Passivhaus can become the ‘new normal’ for school buildings
The first Passivhaus primary school project in Scotland to be constructed from cross-laminated timber (CLT) has opened its doors in Edinburgh. Clara Garriga, Project Architect at Holmes Miller, details the ambitious project that demonstrates Passivhaus can become the 'new normal' for the UK's education buildings.
Designing a school to Passivhaus standards is not the cheapest or the fastest way to build – but it doesn't aim to be. What it does deliver on is exceptional levels of longer-term affordability, interior comfort, health, wellbeing and durability.
Having a client who understands this, rather than considering only the upfront cost, is the first step to success. And, herein, lies the challenge, especially in this time of extremely tight budgets.
One such ambitious client is the City of Edinburgh Council, who brought us on board to design what has become the first Passivhaus primary school project in Scotland to use a cross-laminated timber structure. We had previously worked with the council on several successful school projects, and they always play an integral part in the design process.
The £3.2m, two-storey extension to Sciennes Primary School – a 19th-century Grade B-Listed building in the Marchmont conservation area – opened its doors in September. The new-build element offers four additional classrooms that lead to shared, flexible teaching areas, which encourage interaction between pupils from different classes.
A very tight site meant that the new extension would be overshadowed by the existing school building, reducing the opportunity for winter solar gain. To compensate, we used a fabric-first approach, addressing airtightness and thermal performance by minimising openings and cold bridging, heavily insulating the walls and roofs, and using triple glazing. The building has achieved an impressive airtightness rating of 0.28ach/hr@50Pa.
Structural timber was the perfect choice for this project, as it generally accomplishes a better airtightness than a steel structure. It also has a positive impact on user wellbeing, ensuring the classrooms and shared areas have a warm and soothing atmosphere while also effectively reducing embodied carbon when compared to alternative structural solutions.
However, there were some initial nerves from our client over how a largely-timber building could meet fire regulations. The process was more complicated than expected, but we overcame this challenge by covering some of it up with fire-rated gypsum board. We did have to compromise on the amount of CLT we could leave exposed internally – around 25%, when we had hoped for more. As more industry guidance emerges on timber buildings and fire, this process will get easier.
Happily, we were able to deliver an excellent environmental performance without compromising on natural light. The building features large windows with integrated seats and extensive rooflights, while improved landscaped areas in the playground encourage outdoor learning.
It is these components that truly drive wider benefits for the pupils and offer a long-term higher-quality place to learn, play and develop.
As projects like Sciennes reach completion, we hope they will demonstrate to others what can be achieved with the right mindset, and that Passivhaus can become the 'new normal' for the UK's education buildings.
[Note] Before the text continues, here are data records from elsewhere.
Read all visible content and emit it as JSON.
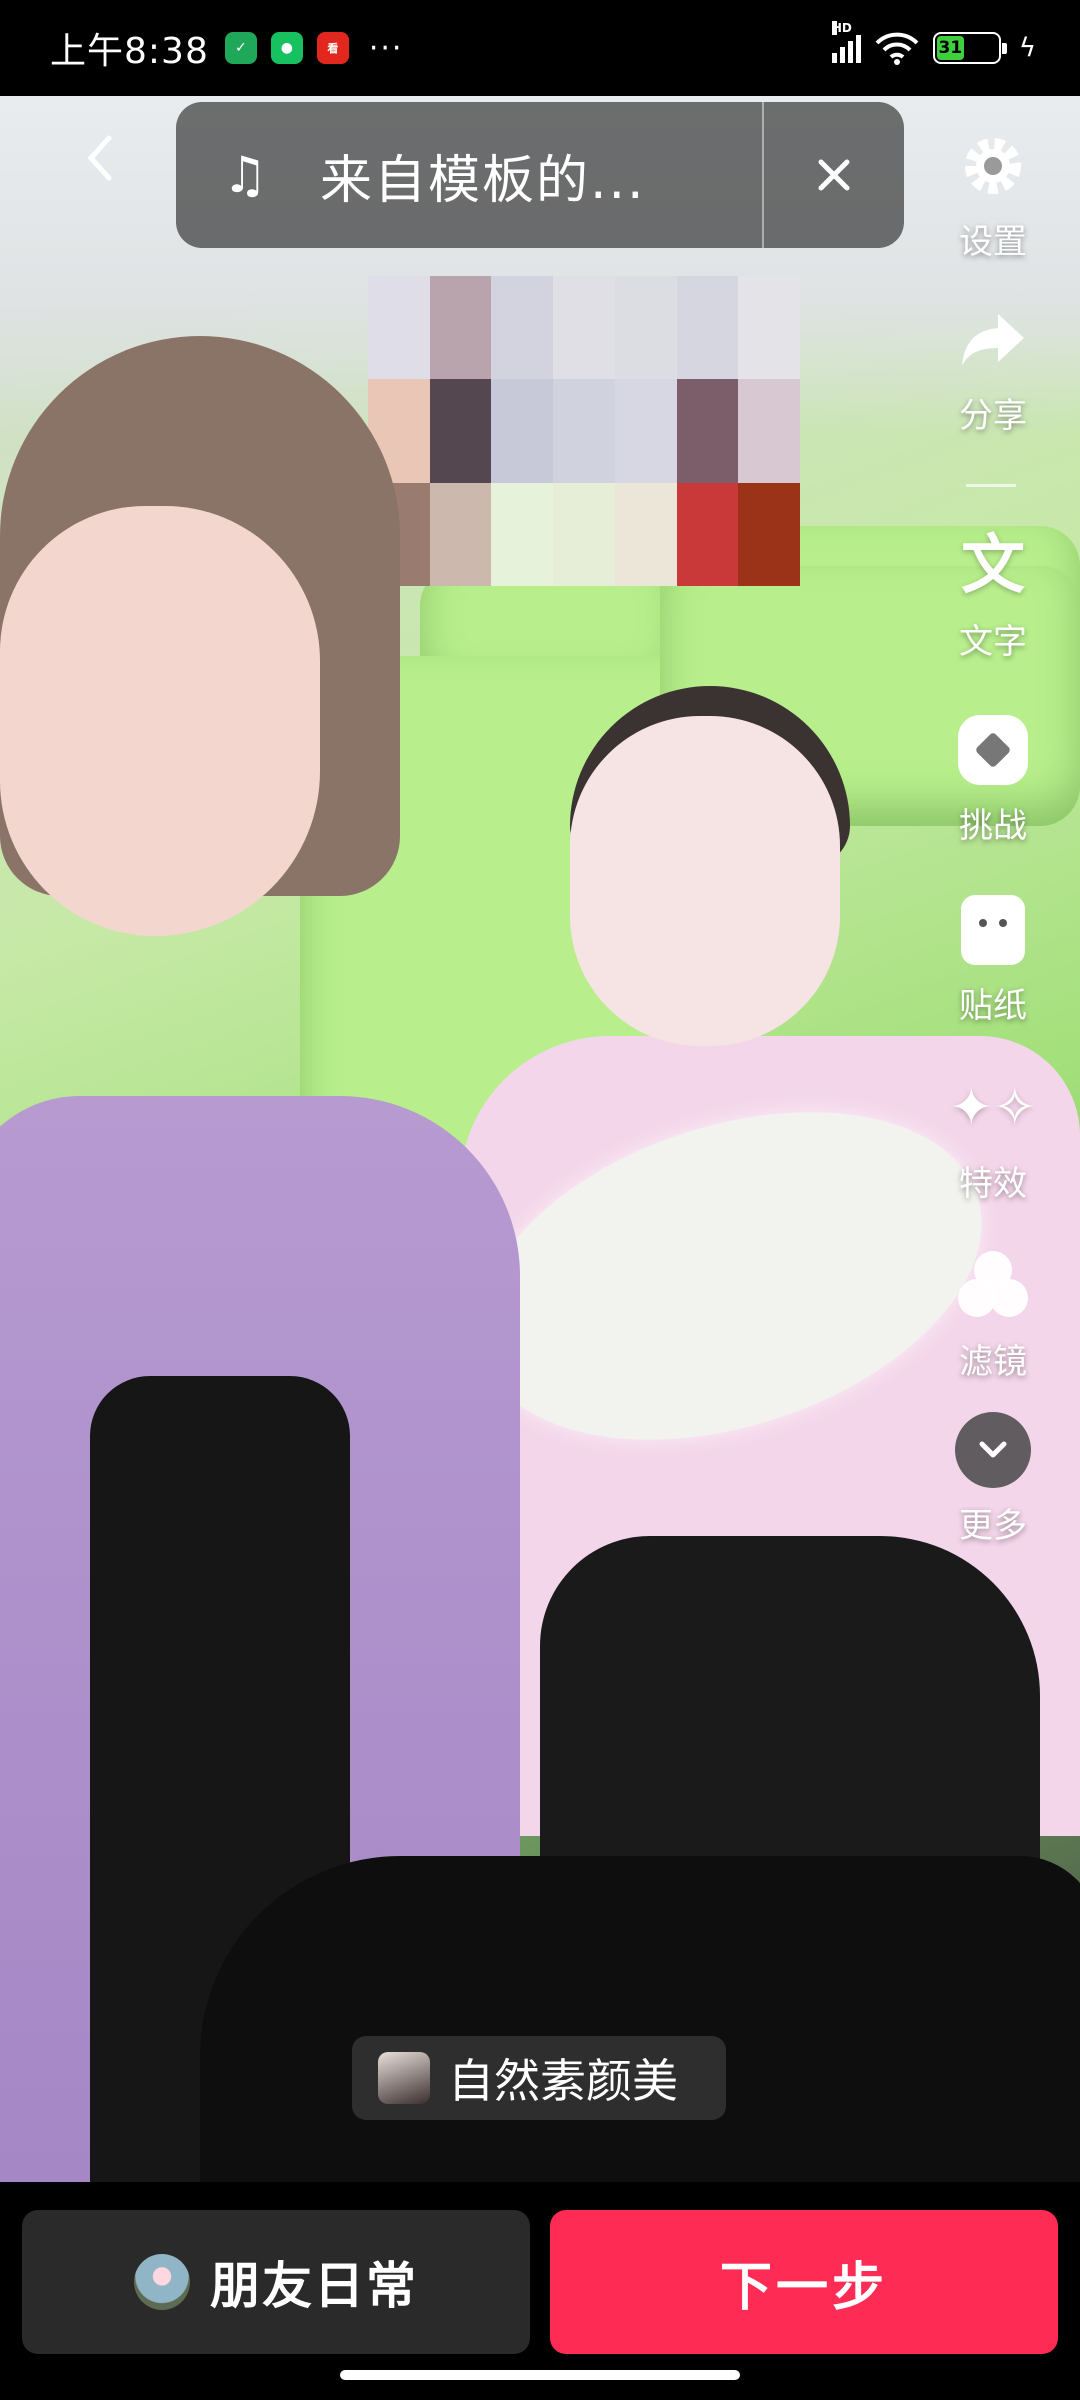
{
  "status_bar": {
    "time": "上午8:38",
    "network_label": "HD",
    "battery_level": 31,
    "battery_label": "31",
    "more_dots": "···"
  },
  "top": {
    "music_title": "来自模板的...",
    "music_icon": "music-note-icon",
    "close_icon": "close-icon",
    "back_icon": "back-chevron-icon"
  },
  "toolbar": {
    "items": [
      {
        "label": "设置",
        "icon": "gear-icon"
      },
      {
        "label": "分享",
        "icon": "share-arrow-icon"
      },
      {
        "label": "文字",
        "icon": "text-icon"
      },
      {
        "label": "挑战",
        "icon": "challenge-icon"
      },
      {
        "label": "贴纸",
        "icon": "sticker-icon"
      },
      {
        "label": "特效",
        "icon": "sparkle-icon"
      },
      {
        "label": "滤镜",
        "icon": "filter-icon"
      },
      {
        "label": "更多",
        "icon": "chevron-down-icon"
      }
    ]
  },
  "beauty": {
    "label": "自然素颜美"
  },
  "bottom": {
    "friends_label": "朋友日常",
    "next_label": "下一步"
  },
  "colors": {
    "accent": "#fe2c55",
    "secondary_button": "#2a2a2a",
    "pill_bg": "rgba(60,60,60,0.72)"
  }
}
With the success of this project under its belt, the City of Edinburgh Council is becoming increasingly committed to Passivhaus to support the decarbonisation of its education building stock, while also improving the learning environment. Last month, we submitted a planning application for the refurbishment of the existing Victorian building and a large, ambitious four-storey Passivhaus extension to Trinity Academy in the north of the city.
One of the reasons the Passivhaus standard is becoming increasingly attractive for schools is that it ensures a building's actual energy use is, on average, extremely close to the amount predicted by models. Quality control on site during the construction process also ensures that any Passivhaus building will be built to very high standards.
And if you have a carefully-considered Passivhaus school that is genuinely built around the needs of the end user, the benefits will last throughout the building's lifetime.
This is an approach encouraged by the Scottish Futures Trust, as part of the Scottish Government's Learning Estate Investment Programme funding. It stipulates that a 'Band A' of 67-83kWh/m2/yr must be met for a school's overall energy use, in order to receive full funding over the 25 years following completion.
It's only possible to meet these long-term energy standards if the design team are across absolutely everything, from the building form and orientation, to materials, equipment and end uses. This will even involve researching exactly what equipment teachers often plug in during classes and for how long, to estimate predicted energy use.
Ultimately, if you put the technical expertise and intricacy aside for a moment, it's clear what it really takes to make Passivhaus schools a reality is commitment
and collaboration. A tight-knit design team is essential. Cooperation and 'buy in' is needed across the board, including subcontractors and stakeholders.
Architects and contractors can help a nervous client take that initial plunge into Passivhaus design by showing what can be achieved with the right commitment, and encouraging them to take a longer-term view of potential cost and carbon savings.
Hopefully, that job will get easier as more successful Passivhaus schools open their doors. With the UK's ambitions for net zero gaining increasing importance, we hope that Sciennes Primary School will be the first of many educational projects of its kind.